Say, for example, a German submarine off Beachy Head called up a consort with whom she had a rendezvous. The call would be picked up by three or more of the coastal listening stations, each of which would report to the nearest Base Intelligence Office the message it had heard and the direc tion from which it came. By taking cross-
Eventually this system of locating enemy submarines from their own wireless signals became so highly developed that at any given time the Admiralty knew exactly how many U-
This information was of immense value, since it enabled the Admiralty not only to maintain a constant offensive against the undersea raiders, but also to give timely warning to shipping of areas to be avoided. It is no exaggeration to say that millions of tons of shipping were saved and that the submarine menace was finally defeated largely, if not mainly, because of this wonderful system of marine intelligence. To the same agency was due in great part the high rate of mortality prevailing among enemy submarines in the last two years of the war.
It was often possible for the intelligence officers to follow the course of a German U-
Every trade has its tricks, and naval intelligence is no exception to the rule. Before and during the war of 1914-
naval Power spent a great deal of time and trouble in camouflaging its new construction. Spurious plans of new warships were prepared and palmed off on foreign secret agents, charts of non-
A Confidential "Navy List”
While an efficient intelligence service is indispensable as a means of noting the warlike preparations of foreign countries, an enormous amount of time and money is wasted by intelligence departments in compiling information which is not only useless but also dangerously misleading.
A notorious example of this, for instance, was the famous system of compiling dossiers of all the senior officers of foreign navies, the idea being that such biographical notices enabled the actions and reactions of any officer in the face of given circumstances to be more or less accurately predicted. Unfortunately, those who compiled these dossiers almost invariably omitted some vital characteristic which supplied the key to the temperament of the individual concerned, so that when unusual circumstances did arise the subject more often than not acted in a manner diametrically opposed to the forecast based on his dossier.
Furthermore, it was a standing joke in the French and British intelligence circles during the war of 1914-
THE LATE SIR JAMES ALFRED EWING, KCB, presided over the cryptographic staff of the Naval intelligence Division for some time during the war of 1914-
Although the British Naval Intelligence Service developed in 1914-
One has only to compare the welter of radio signals, many of them superfluous and wholly irrelevant, made by the Grand Fleet during the Jutland battle with the exiguous and terse signals registered when the same Fleet put to sea a year later, to realize that British naval leaders had taken to heart the precept that “silence is golden.”

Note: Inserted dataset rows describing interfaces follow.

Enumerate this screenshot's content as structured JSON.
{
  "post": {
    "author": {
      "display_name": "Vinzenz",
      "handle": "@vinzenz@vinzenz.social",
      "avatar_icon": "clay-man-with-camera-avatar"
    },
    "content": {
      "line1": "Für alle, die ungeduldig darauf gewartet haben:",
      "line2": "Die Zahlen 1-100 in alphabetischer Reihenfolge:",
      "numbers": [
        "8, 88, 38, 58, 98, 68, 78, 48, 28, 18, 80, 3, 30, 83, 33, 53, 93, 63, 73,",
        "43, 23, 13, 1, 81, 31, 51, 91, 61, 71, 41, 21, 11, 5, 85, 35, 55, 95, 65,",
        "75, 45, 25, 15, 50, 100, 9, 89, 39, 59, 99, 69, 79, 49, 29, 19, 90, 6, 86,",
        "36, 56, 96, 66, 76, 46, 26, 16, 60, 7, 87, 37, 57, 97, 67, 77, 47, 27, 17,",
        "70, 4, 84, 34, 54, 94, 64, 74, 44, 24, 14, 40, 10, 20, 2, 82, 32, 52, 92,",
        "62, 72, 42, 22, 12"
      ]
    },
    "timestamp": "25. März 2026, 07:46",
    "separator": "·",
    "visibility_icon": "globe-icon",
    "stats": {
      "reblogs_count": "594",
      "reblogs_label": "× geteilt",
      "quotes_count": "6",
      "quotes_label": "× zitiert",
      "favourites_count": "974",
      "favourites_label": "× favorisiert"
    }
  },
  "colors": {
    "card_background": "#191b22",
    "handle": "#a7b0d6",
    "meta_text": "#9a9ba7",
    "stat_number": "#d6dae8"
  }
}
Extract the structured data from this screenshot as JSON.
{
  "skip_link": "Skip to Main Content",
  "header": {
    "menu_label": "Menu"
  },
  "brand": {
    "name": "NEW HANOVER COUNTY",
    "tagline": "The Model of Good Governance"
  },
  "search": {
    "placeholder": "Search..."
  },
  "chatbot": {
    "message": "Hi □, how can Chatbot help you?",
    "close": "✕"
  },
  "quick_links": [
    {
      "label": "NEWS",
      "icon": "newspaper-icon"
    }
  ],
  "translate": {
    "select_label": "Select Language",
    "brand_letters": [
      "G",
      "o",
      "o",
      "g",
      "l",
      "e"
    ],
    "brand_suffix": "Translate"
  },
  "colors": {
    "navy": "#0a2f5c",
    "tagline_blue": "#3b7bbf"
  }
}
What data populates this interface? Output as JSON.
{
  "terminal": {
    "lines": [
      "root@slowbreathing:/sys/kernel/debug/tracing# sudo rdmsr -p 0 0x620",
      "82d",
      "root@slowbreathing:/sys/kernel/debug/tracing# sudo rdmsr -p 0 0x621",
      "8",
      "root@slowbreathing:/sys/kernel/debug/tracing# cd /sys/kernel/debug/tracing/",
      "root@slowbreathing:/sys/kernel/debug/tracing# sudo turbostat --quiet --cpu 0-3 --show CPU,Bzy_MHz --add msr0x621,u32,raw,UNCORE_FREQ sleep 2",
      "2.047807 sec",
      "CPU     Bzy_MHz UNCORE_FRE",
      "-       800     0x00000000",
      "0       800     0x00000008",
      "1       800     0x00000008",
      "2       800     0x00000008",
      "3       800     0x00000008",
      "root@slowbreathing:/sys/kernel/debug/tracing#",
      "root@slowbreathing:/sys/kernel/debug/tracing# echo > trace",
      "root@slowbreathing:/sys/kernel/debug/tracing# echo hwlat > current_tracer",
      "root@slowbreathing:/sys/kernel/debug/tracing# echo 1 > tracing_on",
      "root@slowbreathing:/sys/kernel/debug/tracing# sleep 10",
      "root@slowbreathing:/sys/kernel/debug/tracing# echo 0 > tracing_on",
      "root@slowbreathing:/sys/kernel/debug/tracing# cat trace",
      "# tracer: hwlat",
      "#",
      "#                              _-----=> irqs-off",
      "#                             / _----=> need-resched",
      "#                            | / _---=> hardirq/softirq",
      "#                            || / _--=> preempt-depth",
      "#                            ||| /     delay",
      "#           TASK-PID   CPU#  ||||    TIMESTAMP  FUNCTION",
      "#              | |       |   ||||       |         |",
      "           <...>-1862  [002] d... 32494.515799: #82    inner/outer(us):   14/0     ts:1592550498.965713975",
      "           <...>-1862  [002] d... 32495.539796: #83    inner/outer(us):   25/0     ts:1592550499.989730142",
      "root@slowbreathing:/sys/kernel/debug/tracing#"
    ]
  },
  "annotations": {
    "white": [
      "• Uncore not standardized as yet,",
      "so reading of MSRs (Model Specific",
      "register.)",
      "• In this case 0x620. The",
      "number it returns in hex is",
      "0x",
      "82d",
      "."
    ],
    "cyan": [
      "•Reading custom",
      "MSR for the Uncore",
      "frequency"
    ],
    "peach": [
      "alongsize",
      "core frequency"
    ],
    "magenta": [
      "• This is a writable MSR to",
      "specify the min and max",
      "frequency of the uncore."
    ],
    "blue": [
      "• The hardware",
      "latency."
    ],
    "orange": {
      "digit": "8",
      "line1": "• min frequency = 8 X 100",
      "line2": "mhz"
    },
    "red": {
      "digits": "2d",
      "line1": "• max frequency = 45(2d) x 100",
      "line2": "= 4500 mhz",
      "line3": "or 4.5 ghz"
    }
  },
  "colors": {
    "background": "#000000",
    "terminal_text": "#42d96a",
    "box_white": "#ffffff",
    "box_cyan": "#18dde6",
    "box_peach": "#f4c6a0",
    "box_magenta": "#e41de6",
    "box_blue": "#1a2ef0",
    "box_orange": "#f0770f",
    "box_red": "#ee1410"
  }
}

The justification for all intelligence work was neatly summed up by Napoleon I when he said that the issue of battles and the fate of empires would be determined “if one could only see what is happening on the other side of the hill.” Certain naval and military secrets will always exist, but it is open to doubt whether the money and personal effort expended on intelligence work in time of peace is entirely justified.
[From part 50, published 19 January 1937]